Nearly 80 years after she was first famous, people can once again admire Maude, a famous Tigon (a cross between a tiger and a lion) who was once the pride of Manchester’s Belle Vue Zoo.
Tigons are very rare, and this is the first one to go on display in a UK museum for around100 years. Maude was the most famous animal in Belle Vue Zoo in the 1940s, seen by enormous numbers of visitors from all over the country. When she died, in 1949, her skin was given to the Manchester Museum, part of The University of Manchester, but for some reason it was never prepared into a mounted animal. Now, she has been prepared by an expert taxidermist and can be admired in her full glory.
In the 1930s and 1940s, Manchester’s Belle Vue Zoo was home to two Tigons, a brother and sister that had been born in Dresden Zoo in 1932. Kliou, a male cub, and Maude, a female cub, were the offspring of a male Manchurian Tiger and an African Lioness.
They were brought to Manchester in 1936 by Gerald Iles, who managed Belle Vue Zoo. Kliou died in 1942 but Maude lived until December 1949. In a letter to the Museum from 1950, Iles wrote “During her lifetime here, Maude was always greatly admired and I would say loved by a very great number of our visitors. She was always quiet and good-mannered and always appeared to be perfectly groomed.”
After Maude died in 1949, Gerald Iles arranged for Maude’s skin to be preserved so she could go on display in Manchester Museum. Iles had studied Zoology at The University of Manchester, and gave a number of specimens to Manchester Museum. The skin was never mounted, but kept rolled up in a store. The recent taxidermy of the Tigon has been a very delicate operation due to the age of the skin.
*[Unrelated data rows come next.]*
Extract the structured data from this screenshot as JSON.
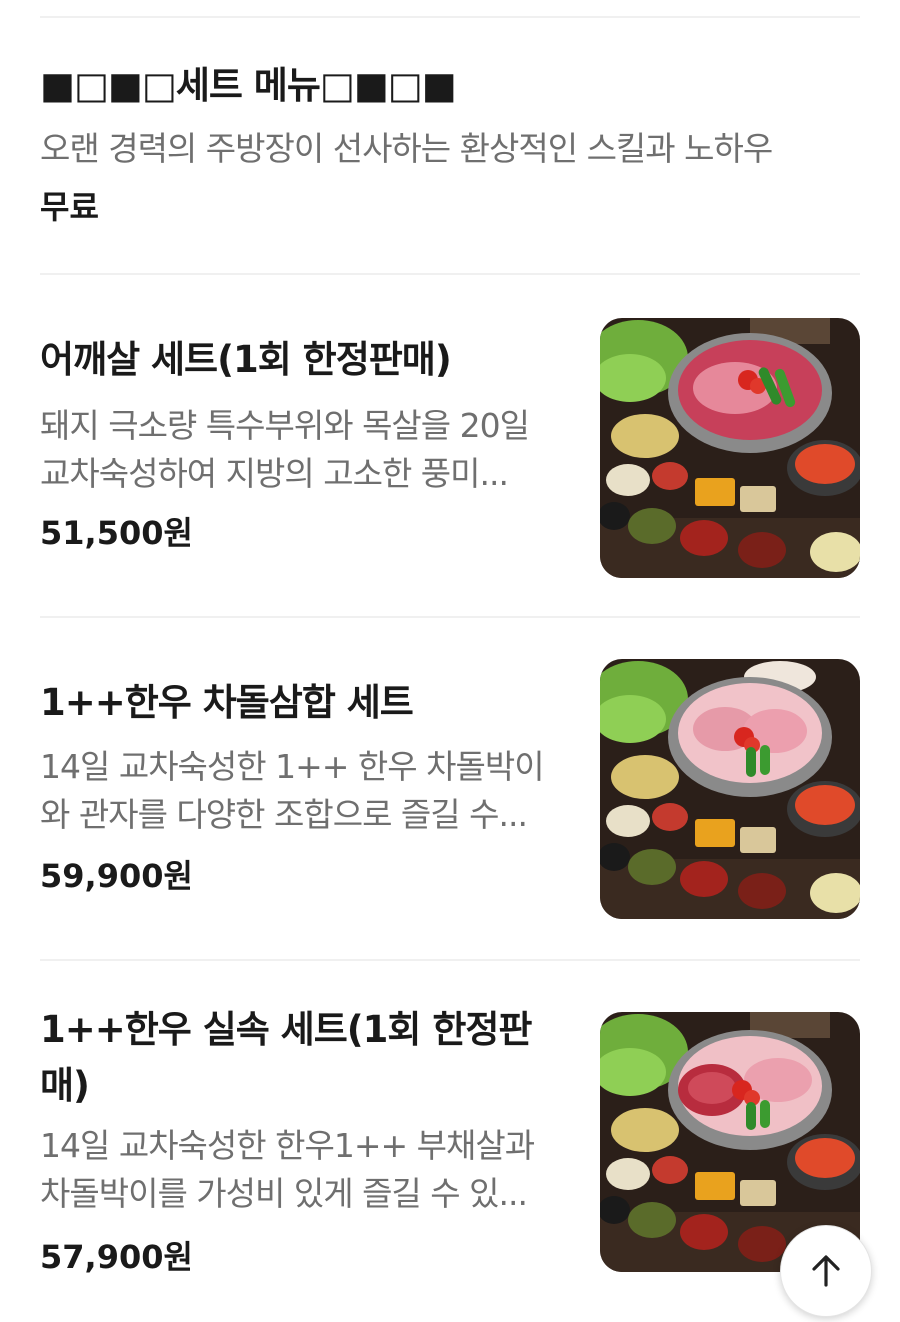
{
  "section": {
    "title": "■□■□세트 메뉴□■□■",
    "description": "오랜 경력의 주방장이 선사하는 환상적인 스킬과 노하우",
    "price": "무료"
  },
  "menu_items": [
    {
      "name": "어깨살 세트(1회 한정판매)",
      "description": "돼지 극소량 특수부위와 목살을 20일 교차숙성하여 지방의 고소한 풍미...",
      "price": "51,500원",
      "image_icon": "pork-bbq-set-photo"
    },
    {
      "name": "1++한우 차돌삼합 세트",
      "description": "14일 교차숙성한 1++ 한우 차돌박이와 관자를 다양한 조합으로 즐길 수...",
      "price": "59,900원",
      "image_icon": "beef-brisket-set-photo"
    },
    {
      "name": "1++한우 실속 세트(1회 한정판매)",
      "description": "14일 교차숙성한 한우1++ 부채살과 차돌박이를 가성비 있게 즐길 수 있...",
      "price": "57,900원",
      "image_icon": "beef-value-set-photo"
    }
  ],
  "scroll_top_icon": "arrow-up-icon"
}
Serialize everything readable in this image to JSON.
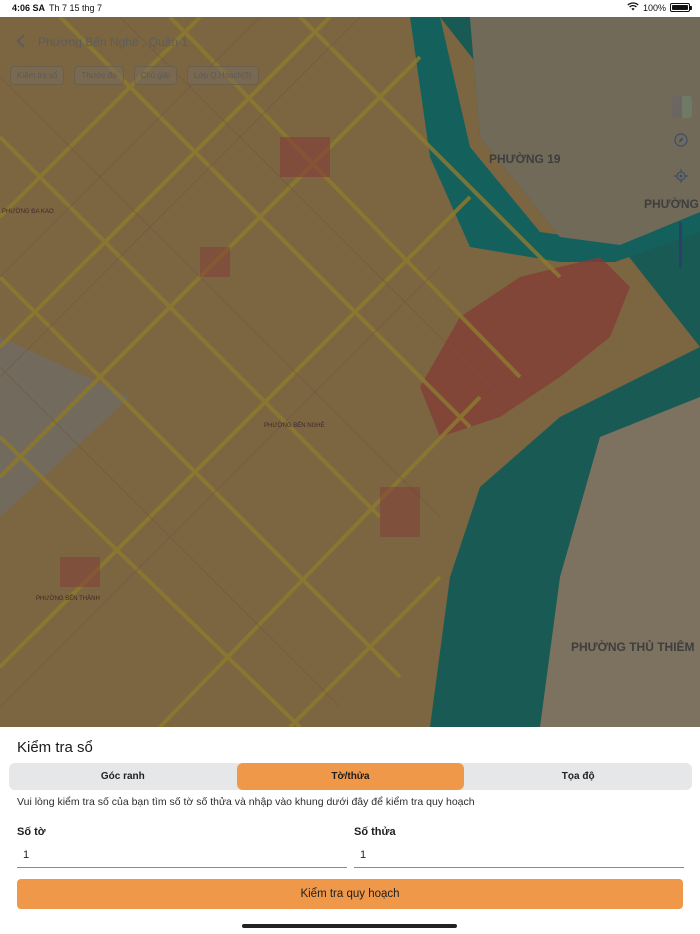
{
  "status_bar": {
    "time": "4:06 SA",
    "date": "Th 7 15 thg 7",
    "battery": "100%"
  },
  "map": {
    "title": "Phường Bến Nghé , Quận 1",
    "chips": [
      "Kiểm tra sổ",
      "Thước đo",
      "Chú giải",
      "Lớp Q.Hoạch(3)"
    ],
    "labels": {
      "phuong_19": "PHƯỜNG 19",
      "phuong_ng": "PHƯỜNG",
      "phuong_thu_thiem": "PHƯỜNG THỦ THIÊM",
      "phuong_ben_nghe": "PHƯỜNG BẾN NGHÉ",
      "phuong_ben_thanh": "PHƯỜNG BẾN THÀNH",
      "phuong_da_kao": "PHƯỜNG ĐA KAO"
    },
    "colors": {
      "land": "#c9a36a",
      "river": "#1a8f8c",
      "roads": "#e2c34a",
      "dim_overlay": "rgba(0,0,0,0.38)"
    }
  },
  "sheet": {
    "title": "Kiểm tra sổ",
    "tabs": [
      {
        "label": "Góc ranh",
        "active": false
      },
      {
        "label": "Tờ/thửa",
        "active": true
      },
      {
        "label": "Tọa độ",
        "active": false
      }
    ],
    "instruction": "Vui lòng kiểm tra số của bạn tìm số tờ số thửa và nhập vào khung dưới đây để kiểm tra quy hoạch",
    "so_to_label": "Số tờ",
    "so_to_value": "1",
    "so_thua_label": "Số thửa",
    "so_thua_value": "1",
    "submit_label": "Kiểm tra quy hoạch",
    "accent": "#f0984a"
  }
}
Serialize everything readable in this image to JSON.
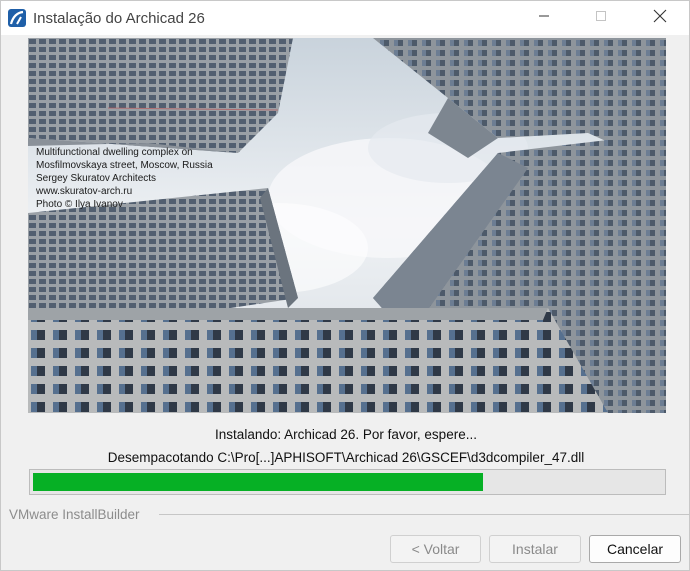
{
  "window": {
    "title": "Instalação do Archicad 26"
  },
  "banner": {
    "caption": [
      "Multifunctional dwelling complex on",
      "Mosfilmovskaya street, Moscow, Russia",
      "Sergey Skuratov Architects",
      "www.skuratov-arch.ru",
      "Photo © Ilya Ivanov"
    ]
  },
  "status": {
    "line1": "Instalando: Archicad 26. Por favor, espere...",
    "line2": "Desempacotando C:\\Pro[...]APHISOFT\\Archicad 26\\GSCEF\\d3dcompiler_47.dll"
  },
  "progress": {
    "percent": 71.5,
    "color": "#06b025"
  },
  "footer": {
    "brand": "VMware InstallBuilder",
    "back_label": "< Voltar",
    "install_label": "Instalar",
    "cancel_label": "Cancelar"
  },
  "colors": {
    "accent": "#1f5fa8"
  }
}
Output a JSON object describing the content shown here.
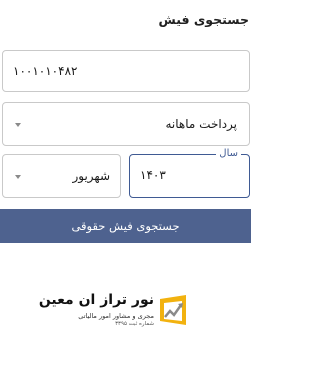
{
  "page": {
    "title": "جستجوی فیش"
  },
  "form": {
    "fish_number": "۱۰۰۱۰۱۰۴۸۲",
    "type_value": "پرداخت ماهانه",
    "year_label": "سال",
    "year_value": "۱۴۰۳",
    "month_value": "شهریور",
    "search_button_label": "جستجوی فیش حقوقی"
  },
  "logo": {
    "name": "نور تراز ان معین",
    "subtitle": "مجری و مشاور امور مالیاتی",
    "registration": "شماره ثبت ۳۳۹۵"
  },
  "colors": {
    "accent": "#3f5a93",
    "button": "#4e628f",
    "logo_yellow": "#f2b20f",
    "logo_gray": "#8a8a8a"
  },
  "icons": [
    "dropdown-caret-icon",
    "logo-icon"
  ]
}
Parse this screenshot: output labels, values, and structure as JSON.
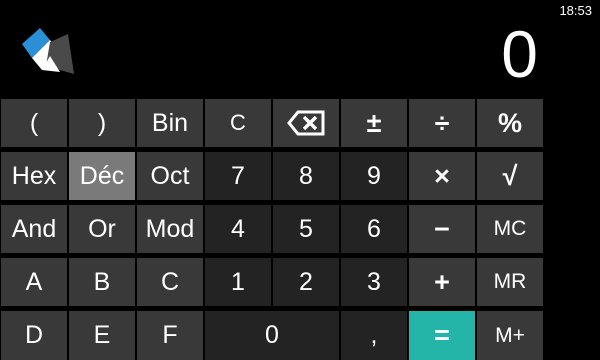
{
  "status": {
    "time": "18:53"
  },
  "display": {
    "value": "0"
  },
  "logo": {
    "icon": "windows-logo-icon"
  },
  "colors": {
    "accent": "#25b4a8",
    "selected": "#7a7a7a",
    "function_key": "#393939",
    "number_key": "#232323"
  },
  "keys": {
    "paren_open": "(",
    "paren_close": ")",
    "bin": "Bin",
    "clear": "C",
    "backspace": "backspace-icon",
    "plus_minus": "±",
    "divide": "÷",
    "percent": "%",
    "hex": "Hex",
    "dec": "Déc",
    "oct": "Oct",
    "n7": "7",
    "n8": "8",
    "n9": "9",
    "multiply": "×",
    "sqrt": "√",
    "and": "And",
    "or": "Or",
    "mod": "Mod",
    "n4": "4",
    "n5": "5",
    "n6": "6",
    "minus": "−",
    "mc": "MC",
    "hexA": "A",
    "hexB": "B",
    "hexC": "C",
    "n1": "1",
    "n2": "2",
    "n3": "3",
    "plus": "+",
    "mr": "MR",
    "hexD": "D",
    "hexE": "E",
    "hexF": "F",
    "n0": "0",
    "comma": ",",
    "equals": "=",
    "mplus": "M+"
  }
}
The taxidermist said that it had been both the most challenging and the most rewarding job of his long career.
Henry McGhie, Head of Collections and Curator of Zoology at Manchester Museum, said “Maude was far too beautiful and unusual an animal for her remains to be kept away in a storeroom. We want people to be able to admire her, and to hear more about the now-forgotten time when Manchester was home to such unusual animals. I hope that people will find her story as fascinating as we do.”